June 29, 2016

Intermittent clouds

Reasons vary for firings


Staff Writer

BEREA — Coach Romeo Crennel didn’t win enough games but handled himself with class.

General manager Phil Savage succeeded in improving the talent level, but had leadership deficiencies and cracked when the pressure built.

Those are the reasons the Browns are facing their third organization overhaul since 2001, as owner Randy Lerner felt compelled to fire both after they went 24-40 in four years as a tandem.

Savage was officially fired Sunday night, but was informed Saturday afternoon. Crennel was fired Monday morning, and it says something that it went down in that order.

“I get along very, very well with Romeo,” Lerner said Monday. “It’s a very, very important relationship for me and he knows that. Explicitly.

“Romeo was gracious to a fault. I asked him specifically if there were circumstances under which he’d be interested in coaching at the Browns and he said there were.”

It would be unusual for a coach to assume a lesser position on the staff, such as defensive coordinator, but quarterback Brady Quinn didn’t think it would be a weird dynamic for the players.

“We’re accustomed to being around Romeo as a coach,” he said. “Maybe it would be weird for him not having the type of role he’s had.

“I know all the players liked him, they love having him around, I think they would be at peace with that.”

Crennel and Savage declined to meet with reporters but issued statements through the team.

“Some progress was made in my four years here, but not enough to go forward in this position,” said Crennel, who is owed about $12 million for the final three years of his contract. “Though this past year has been tough, my experience in Cleveland has been a good one.

“I did not win enough games so I must move on. Thank you for the opportunity.”

The relationship between Savage and Lerner had deteriorated in the last six months, much like the one between Savage and Crennel. After two weeks of serious discussions and with Lerner ready to make major changes, he determined Savage wasn’t going to be part of the next coach’s hiring.

“It became very clear that our management styles really were not adequately compatible to move into another phase,” Lerner said. “Within management style, I would put how this place is run from a leadership perspective, identity, communication.”

Savage publicly blamed Crennel for the struggles that led to a 4-12 season after a 10-6 finish in 2007. He went into a rant on the radio in which he listed his various duties. He feuded with Kellen Winslow Jr. after the tight end developed a staph infection. And he sent an e-mail to a fan that contained an implied expletive.
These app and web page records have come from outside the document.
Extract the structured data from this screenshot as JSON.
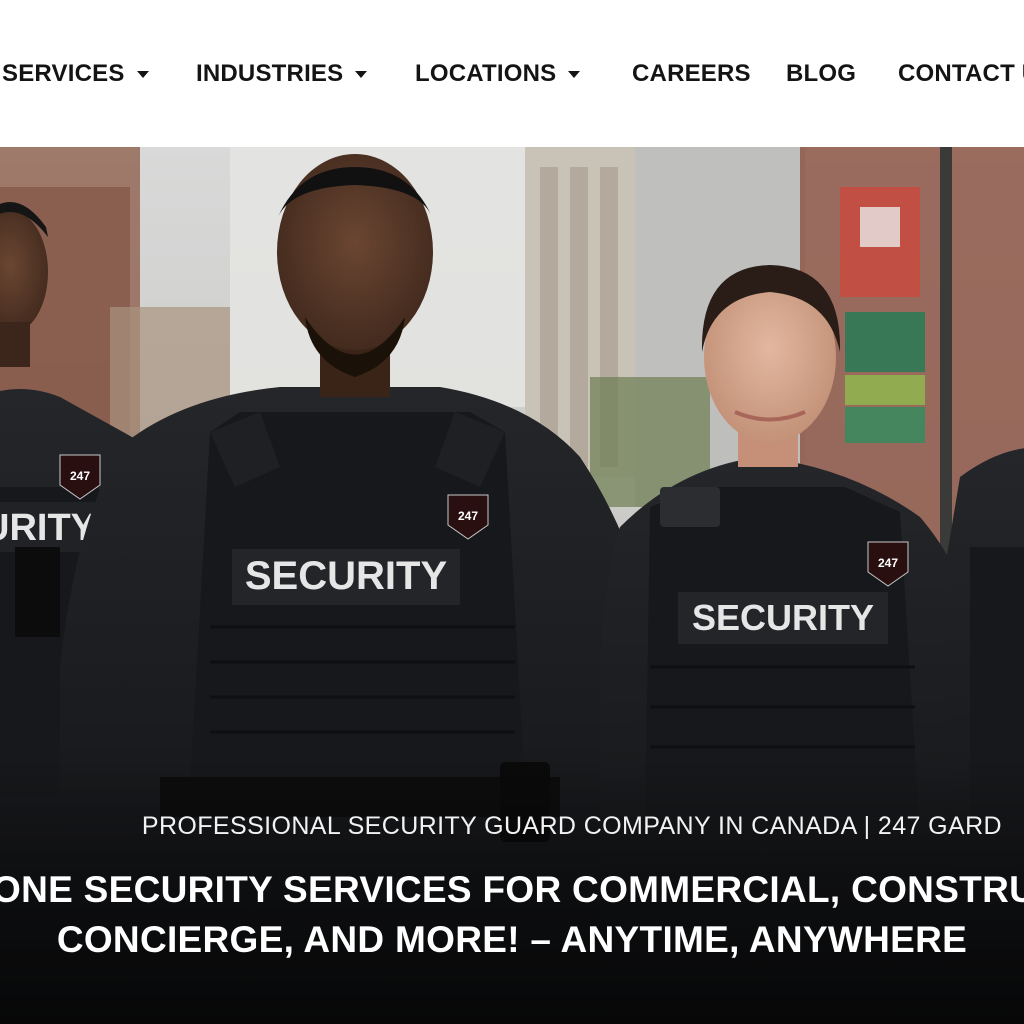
{
  "nav": {
    "items": [
      {
        "label": "SERVICES",
        "has_dropdown": true
      },
      {
        "label": "INDUSTRIES",
        "has_dropdown": true
      },
      {
        "label": "LOCATIONS",
        "has_dropdown": true
      },
      {
        "label": "CAREERS",
        "has_dropdown": false
      },
      {
        "label": "BLOG",
        "has_dropdown": false
      },
      {
        "label": "CONTACT U",
        "has_dropdown": false
      }
    ]
  },
  "hero": {
    "subtitle": "PROFESSIONAL SECURITY GUARD COMPANY IN CANADA | 247 GARD",
    "title_line1": "ONE SECURITY SERVICES FOR COMMERCIAL, CONSTRU",
    "title_line2": "CONCIERGE, AND MORE! – ANYTIME, ANYWHERE",
    "image": {
      "vest_label": "SECURITY",
      "vest_label_partial": "URITY",
      "badge_text": "247"
    }
  },
  "colors": {
    "nav_text": "#141414",
    "nav_bg": "#ffffff",
    "uniform": "#1b1c1f",
    "hero_text": "#ffffff"
  },
  "icons": [
    "chevron-down-icon"
  ]
}
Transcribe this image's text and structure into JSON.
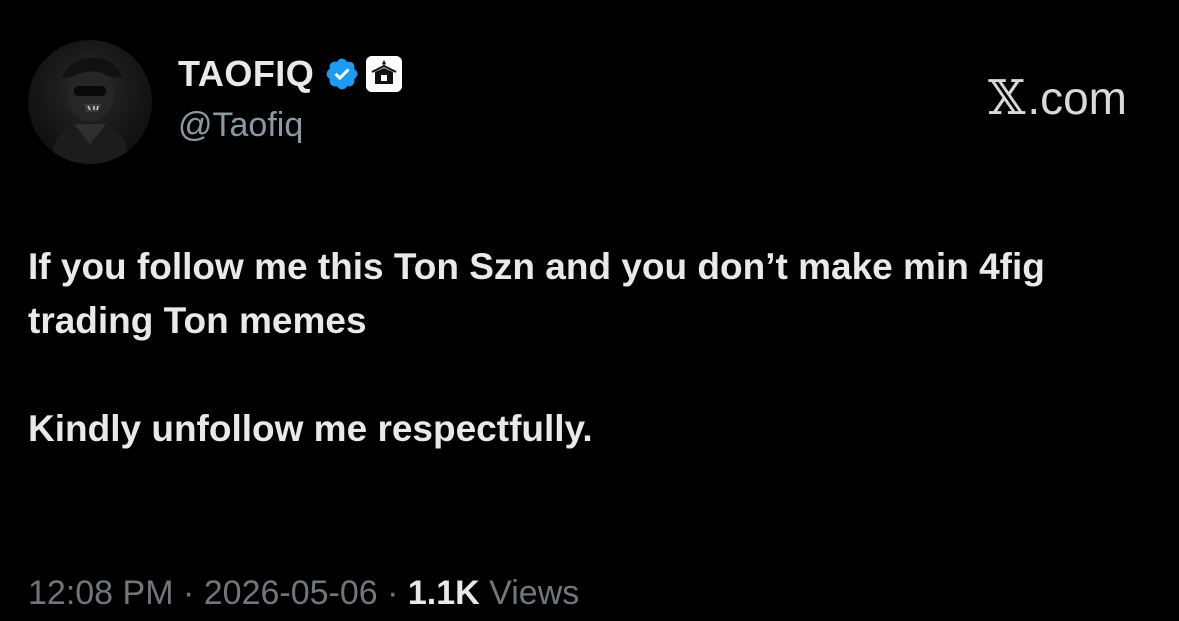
{
  "author": {
    "display_name": "TAOFIQ",
    "handle": "@Taofiq",
    "verified_icon": "verified-badge-icon",
    "affiliate_icon": "affiliate-badge-icon"
  },
  "brand": {
    "x_glyph": "𝕏",
    "domain": ".com"
  },
  "post": {
    "line1": "If you follow me this Ton Szn and you don’t make min 4fig trading Ton memes",
    "line2": "Kindly unfollow me respectfully."
  },
  "meta": {
    "time": "12:08 PM",
    "sep1": " · ",
    "date": "2026-05-06",
    "sep2": " · ",
    "views_count": "1.1K",
    "views_label": " Views"
  },
  "colors": {
    "background": "#000000",
    "primary_text": "#e7e9ea",
    "secondary_text": "#71767b",
    "verified_blue": "#1d9bf0"
  }
}
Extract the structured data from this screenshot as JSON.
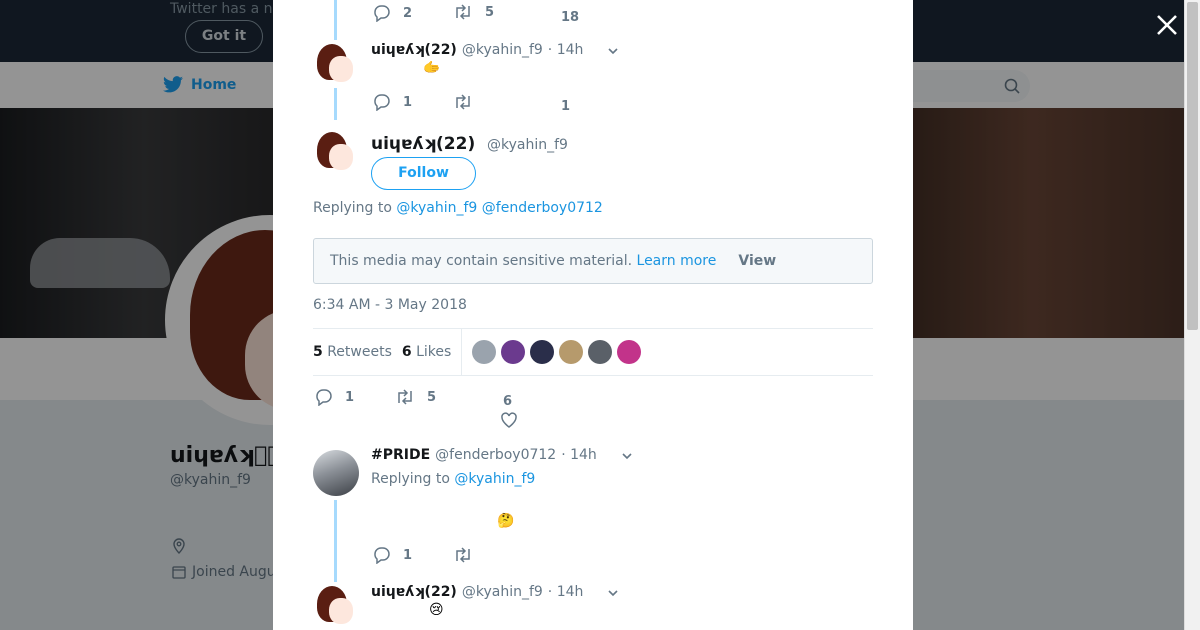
{
  "background": {
    "banner_text": "Twitter has a n",
    "got_it": "Got it",
    "nav_home": "Home",
    "profile_name": "uiɥɐʎʞ",
    "profile_name_suffix": "⃝⃝",
    "profile_handle": "@kyahin_f9",
    "joined": "Joined Augu"
  },
  "colors": {
    "accent": "#1da1f2",
    "thread": "#a6dafd",
    "link": "#1b95e0"
  },
  "thread_top": {
    "reply_count": "2",
    "retweet_count": "5",
    "like_count": "18"
  },
  "tweet2": {
    "name": "uiɥɐʎʞ(22)",
    "handle": "@kyahin_f9",
    "time": "· 14h",
    "text": "🫱",
    "reply_count": "1",
    "like_count": "1"
  },
  "main_tweet": {
    "name": "uiɥɐʎʞ(22)",
    "handle": "@kyahin_f9",
    "follow": "Follow",
    "replying_prefix": "Replying to",
    "reply_to_1": "@kyahin_f9",
    "reply_to_2": "@fenderboy0712",
    "sensitive_text": "This media may contain sensitive material.",
    "learn_more": "Learn more",
    "view": "View",
    "timestamp": "6:34 AM - 3 May 2018",
    "retweets_num": "5",
    "retweets_label": "Retweets",
    "likes_num": "6",
    "likes_label": "Likes",
    "reply_count": "1",
    "retweet_count": "5",
    "like_count": "6"
  },
  "reply1": {
    "name": "#PRIDE",
    "handle": "@fenderboy0712",
    "time": "· 14h",
    "replying_prefix": "Replying to",
    "reply_to": "@kyahin_f9",
    "text": "🤔",
    "reply_count": "1"
  },
  "reply2": {
    "name": "uiɥɐʎʞ(22)",
    "handle": "@kyahin_f9",
    "time": "· 14h",
    "text": "😢"
  }
}
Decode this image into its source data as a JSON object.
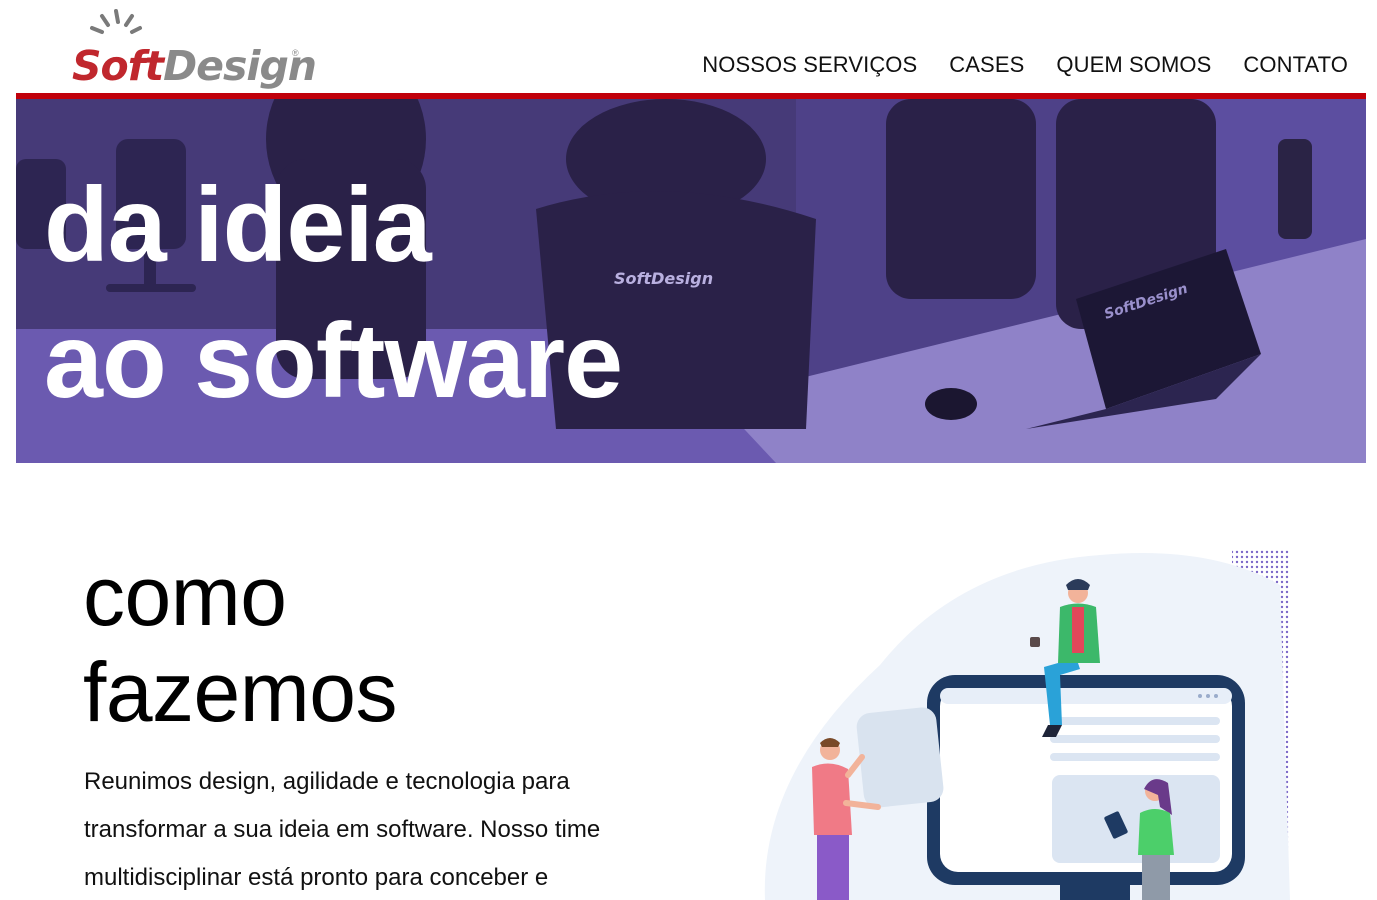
{
  "brand": {
    "name_part1": "Soft",
    "name_part2": "Design",
    "registered": "®",
    "colors": {
      "red": "#c0272d",
      "gray": "#8a8a8a",
      "accent_bar": "#c0000b",
      "hero_overlay": "#5a4a9e"
    }
  },
  "nav": {
    "items": [
      {
        "label": "NOSSOS SERVIÇOS"
      },
      {
        "label": "CASES"
      },
      {
        "label": "QUEM SOMOS"
      },
      {
        "label": "CONTATO"
      }
    ]
  },
  "hero": {
    "line1": "da ideia",
    "line2": "ao software",
    "shirt_logo": "SoftDesign",
    "laptop_logo": "SoftDesign"
  },
  "section": {
    "title_line1": "como",
    "title_line2": "fazemos",
    "text": "Reunimos design, agilidade e tecnologia para transformar a sua ideia em software. Nosso time multidisciplinar está pronto para conceber e"
  },
  "icons": [
    "logo-rays-icon",
    "people-illustration"
  ]
}
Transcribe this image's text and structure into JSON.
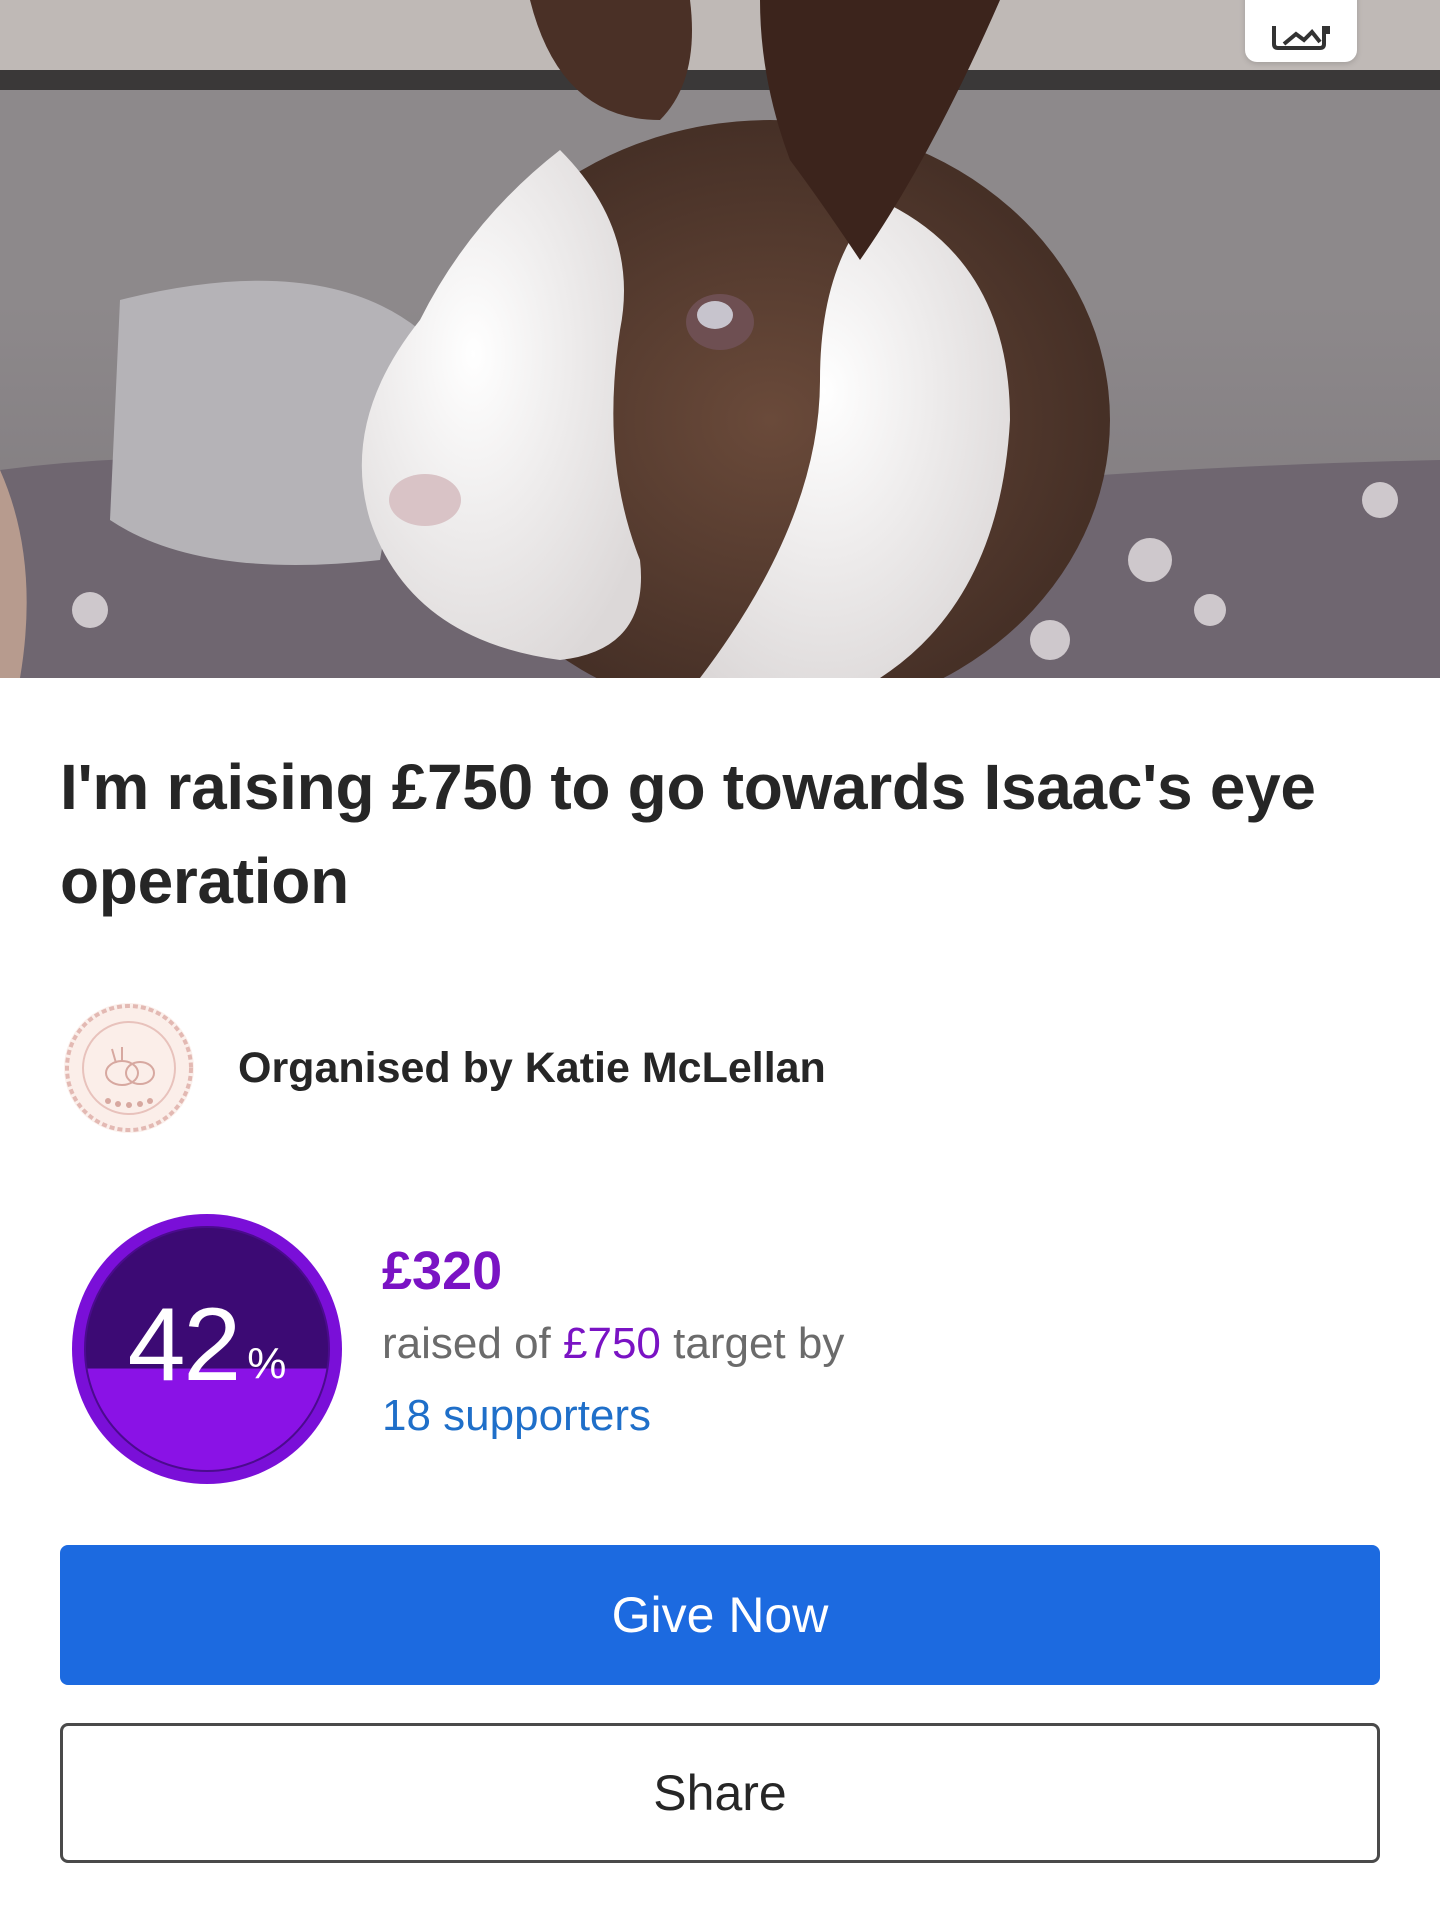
{
  "hero": {
    "image": "rabbit-photo",
    "gallery_icon": "image-gallery-icon"
  },
  "fundraiser": {
    "title": "I'm raising £750 to go towards Isaac's eye operation"
  },
  "organiser": {
    "label": "Organised by Katie McLellan",
    "avatar": "organiser-logo"
  },
  "progress": {
    "percent": "42",
    "percent_sign": "%",
    "fraction": 0.42,
    "raised": "£320",
    "raised_prefix": "raised of",
    "target": "£750",
    "raised_suffix": "target by",
    "supporters": "18 supporters"
  },
  "actions": {
    "give_label": "Give Now",
    "share_label": "Share"
  },
  "colors": {
    "accent_purple": "#7a13c4",
    "ring_dark": "#3c0a74",
    "button_blue": "#1c6ae0",
    "link_blue": "#1f6fc9"
  }
}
Lerner wouldn’t answer when asked if Savage breached his contract because of the e-mail or if he’d try to recoup some of the $10.8 million still owed on a contract that runs through 2012. Lerner denied that was the reason for the dismissal and complimented Savage’s talent acquisition.

“When I look back (at the hiring of Savage), the priority of the Browns was to get players and he had a very, very impressive background that met that need,” Lerner said. “Four years later, we have a significantly improved roster.”

Savage agrees and took a parting shot at the coaching in a statement released by the team. Savage hasn’t returned messages seeking comment.

“Things did not go as well as we had expected, particularly in 2008, however, I do anticipate this team bouncing back and having success in the future,” he said in the statement.

Crennel struggled in game management and with discipline of some of the younger players. The team was beset with injuries this year, especially at quarterback, and finished the season without scoring an offensive touchdown in six straight losses. The 24-quarter drought is a modern NFL record, surpassing the Bears’ streak of 22 in 1974.

In the 31-0 loss Sunday, the Browns passed for 26 yards and Jerome Harrison was the leading receiver with two catches for minus-1 yard.

“I don’t really know what happened this year,” left tackle Joe Thomas said. “But I know we didn’t win enough games. In the NFL, it’s a business. It doesn’t matter who’s nice, it matters who wins.”

Lerner said the assistant coaches remain under contract and said emphatically that some could return. (Offensive coordinator Rob Chudzinski signed an extension through 2011 after last season and is due about $8 million.) The decision will be left up to the next coach, as Lerner said he regretted giving Savage authority over Crennel’s staff.

Lerner said he’s learned a lot since he hired Savage and Crennel early in 2005.

“The organizational structure, the rules systems that govern everything from conduct and discipline-related issues to the compatibility of GM and head coach style-wise, background-wise,” he said. “I am responsible for the fact that we are interviewing for these jobs again. There’s no question about that.”

Petrak may be reached at spetrak@chroniclet.com or 440-329-7136.